Work order –
Which lines below hold the word "points"? Report each one.

Material provided –
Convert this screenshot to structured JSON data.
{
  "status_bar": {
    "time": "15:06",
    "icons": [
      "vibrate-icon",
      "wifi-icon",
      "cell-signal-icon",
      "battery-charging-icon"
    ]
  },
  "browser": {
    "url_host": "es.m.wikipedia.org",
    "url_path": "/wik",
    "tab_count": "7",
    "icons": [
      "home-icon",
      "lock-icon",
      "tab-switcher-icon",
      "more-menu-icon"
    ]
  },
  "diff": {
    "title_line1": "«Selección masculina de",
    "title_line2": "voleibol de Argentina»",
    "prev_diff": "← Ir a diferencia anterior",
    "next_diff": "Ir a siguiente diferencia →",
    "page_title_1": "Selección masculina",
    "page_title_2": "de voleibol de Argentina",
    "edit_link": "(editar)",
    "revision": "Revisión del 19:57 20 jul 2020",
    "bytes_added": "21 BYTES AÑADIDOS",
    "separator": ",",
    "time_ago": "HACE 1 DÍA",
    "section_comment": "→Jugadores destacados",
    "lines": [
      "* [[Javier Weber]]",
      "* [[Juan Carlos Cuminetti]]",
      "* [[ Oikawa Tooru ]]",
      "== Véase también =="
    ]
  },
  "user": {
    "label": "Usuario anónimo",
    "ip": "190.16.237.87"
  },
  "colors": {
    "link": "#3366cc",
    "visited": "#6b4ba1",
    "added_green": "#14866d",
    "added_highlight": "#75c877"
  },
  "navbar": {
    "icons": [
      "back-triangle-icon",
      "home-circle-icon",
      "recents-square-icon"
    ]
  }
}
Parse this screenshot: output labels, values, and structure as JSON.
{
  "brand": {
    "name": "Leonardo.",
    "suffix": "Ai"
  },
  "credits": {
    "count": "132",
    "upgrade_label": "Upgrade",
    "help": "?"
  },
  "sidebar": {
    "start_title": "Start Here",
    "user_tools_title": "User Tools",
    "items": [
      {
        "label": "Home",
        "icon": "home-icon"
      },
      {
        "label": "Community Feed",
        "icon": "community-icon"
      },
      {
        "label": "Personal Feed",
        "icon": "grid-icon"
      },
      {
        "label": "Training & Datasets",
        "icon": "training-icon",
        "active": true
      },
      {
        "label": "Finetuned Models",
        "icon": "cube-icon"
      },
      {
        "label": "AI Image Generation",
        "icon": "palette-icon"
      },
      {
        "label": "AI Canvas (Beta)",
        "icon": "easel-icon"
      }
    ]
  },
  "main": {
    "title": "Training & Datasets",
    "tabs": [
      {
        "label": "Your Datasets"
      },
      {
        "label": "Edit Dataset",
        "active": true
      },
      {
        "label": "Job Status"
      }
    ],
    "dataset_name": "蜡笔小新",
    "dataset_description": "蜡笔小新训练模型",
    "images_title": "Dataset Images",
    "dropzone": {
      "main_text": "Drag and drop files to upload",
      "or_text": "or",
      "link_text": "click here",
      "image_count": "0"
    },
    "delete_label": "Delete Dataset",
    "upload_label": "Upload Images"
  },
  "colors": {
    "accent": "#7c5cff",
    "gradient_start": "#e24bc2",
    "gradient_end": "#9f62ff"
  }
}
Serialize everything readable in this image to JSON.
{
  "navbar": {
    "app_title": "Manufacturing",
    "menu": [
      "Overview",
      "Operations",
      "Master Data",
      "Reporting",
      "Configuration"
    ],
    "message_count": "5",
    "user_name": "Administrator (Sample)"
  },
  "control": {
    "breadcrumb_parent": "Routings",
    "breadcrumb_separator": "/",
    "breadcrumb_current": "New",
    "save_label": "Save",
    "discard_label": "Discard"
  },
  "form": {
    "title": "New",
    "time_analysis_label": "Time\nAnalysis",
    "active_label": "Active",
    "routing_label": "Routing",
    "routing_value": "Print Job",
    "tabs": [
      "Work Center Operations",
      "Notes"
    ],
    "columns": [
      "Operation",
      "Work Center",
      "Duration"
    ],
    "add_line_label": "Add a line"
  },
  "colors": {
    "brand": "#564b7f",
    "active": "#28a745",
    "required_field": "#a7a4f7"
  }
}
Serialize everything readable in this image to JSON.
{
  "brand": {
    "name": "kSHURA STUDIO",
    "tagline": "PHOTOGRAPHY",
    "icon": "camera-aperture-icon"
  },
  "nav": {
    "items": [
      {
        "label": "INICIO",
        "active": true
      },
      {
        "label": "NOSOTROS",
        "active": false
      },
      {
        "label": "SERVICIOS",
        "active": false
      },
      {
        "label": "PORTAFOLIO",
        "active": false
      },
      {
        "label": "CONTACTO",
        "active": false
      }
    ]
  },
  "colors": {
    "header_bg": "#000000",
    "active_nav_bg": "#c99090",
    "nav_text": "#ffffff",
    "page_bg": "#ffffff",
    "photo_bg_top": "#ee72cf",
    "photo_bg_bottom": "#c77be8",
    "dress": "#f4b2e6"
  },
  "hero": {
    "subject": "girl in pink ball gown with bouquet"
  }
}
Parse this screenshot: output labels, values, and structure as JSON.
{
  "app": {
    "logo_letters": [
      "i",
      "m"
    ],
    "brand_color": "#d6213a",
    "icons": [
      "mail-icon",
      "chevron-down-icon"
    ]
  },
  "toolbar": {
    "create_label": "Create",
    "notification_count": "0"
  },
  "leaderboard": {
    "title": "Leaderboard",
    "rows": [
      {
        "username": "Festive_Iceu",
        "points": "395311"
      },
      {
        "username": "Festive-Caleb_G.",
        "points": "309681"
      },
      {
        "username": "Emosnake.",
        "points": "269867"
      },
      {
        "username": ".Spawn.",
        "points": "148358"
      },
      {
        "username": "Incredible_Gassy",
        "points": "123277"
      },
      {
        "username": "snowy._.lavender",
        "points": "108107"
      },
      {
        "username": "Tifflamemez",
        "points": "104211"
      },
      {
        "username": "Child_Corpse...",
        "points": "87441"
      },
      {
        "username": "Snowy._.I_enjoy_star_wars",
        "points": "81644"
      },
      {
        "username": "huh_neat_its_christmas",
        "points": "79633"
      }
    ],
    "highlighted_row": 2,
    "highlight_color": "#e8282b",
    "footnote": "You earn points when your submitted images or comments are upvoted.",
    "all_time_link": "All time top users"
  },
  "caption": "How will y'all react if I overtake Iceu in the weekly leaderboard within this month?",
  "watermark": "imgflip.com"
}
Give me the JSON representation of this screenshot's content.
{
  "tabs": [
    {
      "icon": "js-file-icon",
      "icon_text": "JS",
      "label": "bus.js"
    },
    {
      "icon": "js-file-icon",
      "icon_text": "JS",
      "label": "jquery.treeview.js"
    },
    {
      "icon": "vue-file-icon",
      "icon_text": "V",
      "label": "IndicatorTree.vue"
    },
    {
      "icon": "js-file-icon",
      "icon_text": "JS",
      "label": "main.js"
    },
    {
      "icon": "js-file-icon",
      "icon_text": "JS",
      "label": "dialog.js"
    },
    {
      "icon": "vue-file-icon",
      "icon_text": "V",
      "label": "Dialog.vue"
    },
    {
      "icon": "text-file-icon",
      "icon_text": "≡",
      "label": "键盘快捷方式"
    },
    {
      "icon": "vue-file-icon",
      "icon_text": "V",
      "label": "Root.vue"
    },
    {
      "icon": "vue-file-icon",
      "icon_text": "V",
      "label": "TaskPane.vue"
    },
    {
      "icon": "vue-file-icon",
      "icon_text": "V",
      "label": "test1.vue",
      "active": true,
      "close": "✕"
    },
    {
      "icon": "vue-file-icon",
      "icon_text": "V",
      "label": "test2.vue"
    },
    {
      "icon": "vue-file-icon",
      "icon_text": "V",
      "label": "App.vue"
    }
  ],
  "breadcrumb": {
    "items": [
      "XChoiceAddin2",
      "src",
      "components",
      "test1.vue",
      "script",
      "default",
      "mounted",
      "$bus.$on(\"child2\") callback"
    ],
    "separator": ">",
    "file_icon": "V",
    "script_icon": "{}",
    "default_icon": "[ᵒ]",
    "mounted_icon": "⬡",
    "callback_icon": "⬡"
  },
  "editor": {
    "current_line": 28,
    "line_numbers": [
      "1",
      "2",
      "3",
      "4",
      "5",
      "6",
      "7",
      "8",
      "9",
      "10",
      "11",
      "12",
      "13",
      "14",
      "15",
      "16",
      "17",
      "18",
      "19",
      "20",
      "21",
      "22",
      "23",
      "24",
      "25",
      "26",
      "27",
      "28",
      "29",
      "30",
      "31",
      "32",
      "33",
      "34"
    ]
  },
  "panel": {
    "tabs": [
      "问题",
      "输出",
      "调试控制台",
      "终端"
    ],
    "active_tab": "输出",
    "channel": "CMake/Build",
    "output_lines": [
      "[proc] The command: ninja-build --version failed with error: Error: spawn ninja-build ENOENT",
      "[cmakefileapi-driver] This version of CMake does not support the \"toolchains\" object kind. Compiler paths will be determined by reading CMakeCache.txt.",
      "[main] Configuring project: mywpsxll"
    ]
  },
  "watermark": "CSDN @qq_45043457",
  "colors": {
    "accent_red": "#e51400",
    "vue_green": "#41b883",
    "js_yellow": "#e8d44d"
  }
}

Response box –
        "points": "395311"
        "points": "309681"
        "points": "269867"
        "points": "148358"
        "points": "123277"
        "points": "108107"
        "points": "104211"
        "points": "87441"
        "points": "81644"
        "points": "79633"
    "footnote": "You earn points when your submitted images or comments are upvoted.",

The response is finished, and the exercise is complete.